# Data records
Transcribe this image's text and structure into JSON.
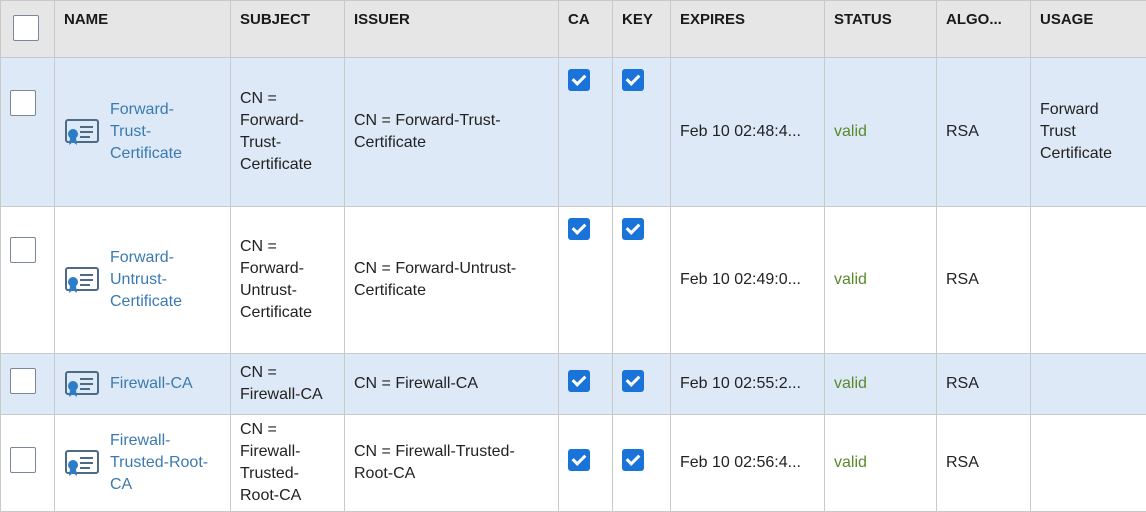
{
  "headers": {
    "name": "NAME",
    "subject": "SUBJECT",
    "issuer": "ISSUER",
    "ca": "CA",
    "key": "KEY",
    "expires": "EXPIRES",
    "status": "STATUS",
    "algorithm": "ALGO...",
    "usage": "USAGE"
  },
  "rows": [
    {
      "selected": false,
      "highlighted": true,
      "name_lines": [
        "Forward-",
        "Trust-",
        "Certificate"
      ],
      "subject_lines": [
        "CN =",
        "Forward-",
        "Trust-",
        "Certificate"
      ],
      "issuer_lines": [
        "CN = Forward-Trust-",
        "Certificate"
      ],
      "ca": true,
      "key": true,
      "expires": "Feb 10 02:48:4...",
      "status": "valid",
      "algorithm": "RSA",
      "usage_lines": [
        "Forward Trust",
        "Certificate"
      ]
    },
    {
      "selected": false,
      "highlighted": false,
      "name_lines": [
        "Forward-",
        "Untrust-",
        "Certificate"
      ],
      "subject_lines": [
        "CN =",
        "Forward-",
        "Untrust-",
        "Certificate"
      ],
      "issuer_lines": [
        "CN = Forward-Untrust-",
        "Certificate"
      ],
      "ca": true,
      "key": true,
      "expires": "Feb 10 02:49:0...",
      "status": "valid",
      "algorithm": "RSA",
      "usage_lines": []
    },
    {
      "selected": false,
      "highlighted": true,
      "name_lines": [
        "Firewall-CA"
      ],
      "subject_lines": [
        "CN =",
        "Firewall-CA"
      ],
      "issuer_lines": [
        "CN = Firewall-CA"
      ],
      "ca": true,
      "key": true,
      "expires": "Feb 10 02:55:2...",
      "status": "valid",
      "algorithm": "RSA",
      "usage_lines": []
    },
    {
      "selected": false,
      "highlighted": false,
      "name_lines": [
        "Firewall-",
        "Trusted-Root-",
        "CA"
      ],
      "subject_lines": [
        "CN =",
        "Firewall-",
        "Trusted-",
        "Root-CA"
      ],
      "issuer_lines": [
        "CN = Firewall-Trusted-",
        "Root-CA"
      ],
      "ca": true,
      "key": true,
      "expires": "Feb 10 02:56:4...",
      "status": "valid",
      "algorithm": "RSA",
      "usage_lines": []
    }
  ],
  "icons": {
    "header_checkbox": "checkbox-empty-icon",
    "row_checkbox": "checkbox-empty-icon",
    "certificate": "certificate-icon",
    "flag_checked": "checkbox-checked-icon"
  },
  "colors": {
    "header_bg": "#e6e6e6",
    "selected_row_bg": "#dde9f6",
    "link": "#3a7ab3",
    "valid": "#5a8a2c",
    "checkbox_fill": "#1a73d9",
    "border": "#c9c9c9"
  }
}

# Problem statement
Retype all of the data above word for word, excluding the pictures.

# Output of the exercise
Transcribe this image's text and structure into JSON.
{
  "headers": {
    "name": "NAME",
    "subject": "SUBJECT",
    "issuer": "ISSUER",
    "ca": "CA",
    "key": "KEY",
    "expires": "EXPIRES",
    "status": "STATUS",
    "algorithm": "ALGO...",
    "usage": "USAGE"
  },
  "rows": [
    {
      "selected": false,
      "highlighted": true,
      "name_lines": [
        "Forward-",
        "Trust-",
        "Certificate"
      ],
      "subject_lines": [
        "CN =",
        "Forward-",
        "Trust-",
        "Certificate"
      ],
      "issuer_lines": [
        "CN = Forward-Trust-",
        "Certificate"
      ],
      "ca": true,
      "key": true,
      "expires": "Feb 10 02:48:4...",
      "status": "valid",
      "algorithm": "RSA",
      "usage_lines": [
        "Forward Trust",
        "Certificate"
      ]
    },
    {
      "selected": false,
      "highlighted": false,
      "name_lines": [
        "Forward-",
        "Untrust-",
        "Certificate"
      ],
      "subject_lines": [
        "CN =",
        "Forward-",
        "Untrust-",
        "Certificate"
      ],
      "issuer_lines": [
        "CN = Forward-Untrust-",
        "Certificate"
      ],
      "ca": true,
      "key": true,
      "expires": "Feb 10 02:49:0...",
      "status": "valid",
      "algorithm": "RSA",
      "usage_lines": []
    },
    {
      "selected": false,
      "highlighted": true,
      "name_lines": [
        "Firewall-CA"
      ],
      "subject_lines": [
        "CN =",
        "Firewall-CA"
      ],
      "issuer_lines": [
        "CN = Firewall-CA"
      ],
      "ca": true,
      "key": true,
      "expires": "Feb 10 02:55:2...",
      "status": "valid",
      "algorithm": "RSA",
      "usage_lines": []
    },
    {
      "selected": false,
      "highlighted": false,
      "name_lines": [
        "Firewall-",
        "Trusted-Root-",
        "CA"
      ],
      "subject_lines": [
        "CN =",
        "Firewall-",
        "Trusted-",
        "Root-CA"
      ],
      "issuer_lines": [
        "CN = Firewall-Trusted-",
        "Root-CA"
      ],
      "ca": true,
      "key": true,
      "expires": "Feb 10 02:56:4...",
      "status": "valid",
      "algorithm": "RSA",
      "usage_lines": []
    }
  ],
  "icons": {
    "header_checkbox": "checkbox-empty-icon",
    "row_checkbox": "checkbox-empty-icon",
    "certificate": "certificate-icon",
    "flag_checked": "checkbox-checked-icon"
  },
  "colors": {
    "header_bg": "#e6e6e6",
    "selected_row_bg": "#dde9f6",
    "link": "#3a7ab3",
    "valid": "#5a8a2c",
    "checkbox_fill": "#1a73d9",
    "border": "#c9c9c9"
  }
}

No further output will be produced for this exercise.